Fretwell also worries that oddball questions only increase the pressure on already stressed-out 17-year-olds who may feel that there's a "right" answer. "For some, applying to Amherst is a big step," Fretwell said, explaining why she doesn't plan to resurrect Jean-Paul and Barbra in the same sentence any time soon. "They may be the first in their family to apply to Amherst, or [any] college, and to pose a question unlike any question they've ever encountered . . . could scare them off."
But the biggest drawback, said Sarah Myers McGinty, author of the book "The College Application Essay," may have to do with perception. Many applicants and parents already think the admissions process is totally random, she said; questions about Elvis sightings and living in a two-dimensional world could fuel such thoughts, she worries.

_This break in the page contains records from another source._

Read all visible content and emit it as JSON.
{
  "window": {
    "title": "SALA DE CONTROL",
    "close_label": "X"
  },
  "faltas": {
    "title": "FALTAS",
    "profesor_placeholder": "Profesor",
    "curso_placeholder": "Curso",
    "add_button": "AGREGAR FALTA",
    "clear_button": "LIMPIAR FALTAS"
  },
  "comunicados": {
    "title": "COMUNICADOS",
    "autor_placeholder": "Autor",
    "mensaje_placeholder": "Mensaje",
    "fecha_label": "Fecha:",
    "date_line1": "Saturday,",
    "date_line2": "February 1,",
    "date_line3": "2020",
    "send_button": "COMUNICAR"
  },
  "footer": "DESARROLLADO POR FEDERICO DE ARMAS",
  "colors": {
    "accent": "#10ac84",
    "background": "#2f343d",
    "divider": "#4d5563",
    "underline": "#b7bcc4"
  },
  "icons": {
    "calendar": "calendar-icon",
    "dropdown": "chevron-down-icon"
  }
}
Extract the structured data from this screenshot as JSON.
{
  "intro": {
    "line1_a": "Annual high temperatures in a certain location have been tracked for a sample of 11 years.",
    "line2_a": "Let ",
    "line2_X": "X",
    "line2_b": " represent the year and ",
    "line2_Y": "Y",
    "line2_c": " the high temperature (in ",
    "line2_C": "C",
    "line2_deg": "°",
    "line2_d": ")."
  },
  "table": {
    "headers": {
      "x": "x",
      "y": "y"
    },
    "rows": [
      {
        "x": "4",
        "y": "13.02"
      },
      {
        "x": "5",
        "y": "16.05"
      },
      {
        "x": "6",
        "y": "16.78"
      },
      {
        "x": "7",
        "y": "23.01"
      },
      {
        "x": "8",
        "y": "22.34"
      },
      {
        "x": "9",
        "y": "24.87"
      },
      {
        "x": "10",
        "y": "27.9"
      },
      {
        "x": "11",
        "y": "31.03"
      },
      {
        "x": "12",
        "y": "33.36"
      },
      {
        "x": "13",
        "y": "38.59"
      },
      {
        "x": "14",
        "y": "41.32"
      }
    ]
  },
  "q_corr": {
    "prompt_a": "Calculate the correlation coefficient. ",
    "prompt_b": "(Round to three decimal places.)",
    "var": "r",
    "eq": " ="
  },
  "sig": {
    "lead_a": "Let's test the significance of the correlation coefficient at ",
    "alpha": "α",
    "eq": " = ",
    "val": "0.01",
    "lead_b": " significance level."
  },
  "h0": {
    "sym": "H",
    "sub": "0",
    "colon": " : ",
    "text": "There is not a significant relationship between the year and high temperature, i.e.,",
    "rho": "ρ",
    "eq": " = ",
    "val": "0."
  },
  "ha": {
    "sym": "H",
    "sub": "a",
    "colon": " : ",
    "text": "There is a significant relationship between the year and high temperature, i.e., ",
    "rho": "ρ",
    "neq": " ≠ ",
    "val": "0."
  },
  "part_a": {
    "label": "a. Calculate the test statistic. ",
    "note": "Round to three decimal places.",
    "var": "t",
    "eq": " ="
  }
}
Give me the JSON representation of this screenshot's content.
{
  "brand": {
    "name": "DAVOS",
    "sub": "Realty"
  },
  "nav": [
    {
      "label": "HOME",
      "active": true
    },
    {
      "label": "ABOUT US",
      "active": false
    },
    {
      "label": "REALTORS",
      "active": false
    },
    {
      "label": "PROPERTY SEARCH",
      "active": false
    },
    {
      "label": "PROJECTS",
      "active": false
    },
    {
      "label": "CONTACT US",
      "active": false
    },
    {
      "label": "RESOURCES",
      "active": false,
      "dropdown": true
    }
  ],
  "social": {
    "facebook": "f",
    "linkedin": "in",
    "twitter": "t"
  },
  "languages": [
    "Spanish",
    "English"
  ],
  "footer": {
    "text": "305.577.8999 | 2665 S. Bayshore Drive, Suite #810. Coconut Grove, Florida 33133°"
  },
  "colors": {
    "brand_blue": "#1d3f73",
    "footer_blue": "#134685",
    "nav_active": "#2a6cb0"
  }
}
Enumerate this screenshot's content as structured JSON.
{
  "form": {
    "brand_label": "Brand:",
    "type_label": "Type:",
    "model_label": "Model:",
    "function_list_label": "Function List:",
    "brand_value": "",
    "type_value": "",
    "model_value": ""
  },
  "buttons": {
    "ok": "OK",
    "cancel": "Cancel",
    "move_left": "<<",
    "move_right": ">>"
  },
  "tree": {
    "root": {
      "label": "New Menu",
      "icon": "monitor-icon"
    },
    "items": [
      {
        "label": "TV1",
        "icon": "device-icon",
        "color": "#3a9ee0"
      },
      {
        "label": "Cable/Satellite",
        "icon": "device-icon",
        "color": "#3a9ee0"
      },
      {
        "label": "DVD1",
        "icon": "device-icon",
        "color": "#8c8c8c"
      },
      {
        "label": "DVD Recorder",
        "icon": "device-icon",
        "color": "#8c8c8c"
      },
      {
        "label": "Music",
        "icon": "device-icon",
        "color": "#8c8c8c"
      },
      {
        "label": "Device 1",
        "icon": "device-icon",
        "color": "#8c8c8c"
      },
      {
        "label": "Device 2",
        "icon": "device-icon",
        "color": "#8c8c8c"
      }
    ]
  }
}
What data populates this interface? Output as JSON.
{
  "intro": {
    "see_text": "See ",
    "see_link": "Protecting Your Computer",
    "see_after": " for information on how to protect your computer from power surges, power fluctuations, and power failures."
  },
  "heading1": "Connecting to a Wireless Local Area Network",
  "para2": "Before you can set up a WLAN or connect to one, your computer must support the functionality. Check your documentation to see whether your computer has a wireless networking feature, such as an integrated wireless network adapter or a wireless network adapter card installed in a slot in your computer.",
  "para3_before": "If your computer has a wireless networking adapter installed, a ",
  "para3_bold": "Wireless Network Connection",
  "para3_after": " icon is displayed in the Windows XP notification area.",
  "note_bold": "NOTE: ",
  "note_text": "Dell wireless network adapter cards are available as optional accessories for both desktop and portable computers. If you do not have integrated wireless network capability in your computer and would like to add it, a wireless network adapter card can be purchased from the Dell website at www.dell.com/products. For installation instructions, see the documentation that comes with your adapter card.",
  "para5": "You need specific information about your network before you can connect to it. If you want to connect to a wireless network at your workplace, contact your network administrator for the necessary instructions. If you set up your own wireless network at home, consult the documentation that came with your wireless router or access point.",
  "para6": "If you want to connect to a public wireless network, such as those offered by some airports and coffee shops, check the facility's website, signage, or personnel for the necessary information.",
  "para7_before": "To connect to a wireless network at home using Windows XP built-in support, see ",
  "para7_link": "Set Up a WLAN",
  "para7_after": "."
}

Certainly, that's how Maryann Carr felt when her daughter, Liz, squared off with that U-Va. essay on her favorite word, one of five writing topics the school offered. Neither mother nor daughter could understand what the college was getting at. Maryann wondered whether the "secret" was in the selection itself: Pick the right question and you're in; pick wrong and it's hello, community college.
As her tormented family began to view the dreaded essay as the only thing standing between Liz and the house that Jefferson built, Liz finally settled on "frontier" as her favorite word.
Her mother looks back on the experience as a two-month-long hassle that the family could have nicely done without.
"What is that going to tell them about her being a student at U-Va.?" she asked, just days before Liz learned she had been accepted. Maryann Carr believes a student's grades and test scores should be sufficient. "It's the relevance that puzzles me," she said. "I can't imagine how putting us through this . . . benefited anyone or did any good."
Of course, it's not an ordeal for everyone. Maren Spaldo, of Nokesville, completed her favorite-word essay in an hour, describing watching "Wheel of Fortune" on television one night with her parents and successfully figuring out the word "toboggan" before they did, with few clues.
Maren has been accepted at U-Va. Her 4.4 grade point average and 1540 Scholastic Assessment Test score didn't hurt, but her essay – dubbed original and confident by Assistant Dean of Admissions Parke Muth – has made her a top candidate for the school's honors program next fall.
Even as U-Va. gets bolder with its essays, some universities that have ventured down that road have found out, as Amherst did, that clever questions don't necessarily lead to impressive responses.
Penn's Stetson remembers a call his office got one January several years ago. An applicant's father wanted to know if his son could have more time to submit his application. His son, he said, hadn't finished writing his 300-page autobiography and didn't know what was on page 217 yet.
He didn't get in.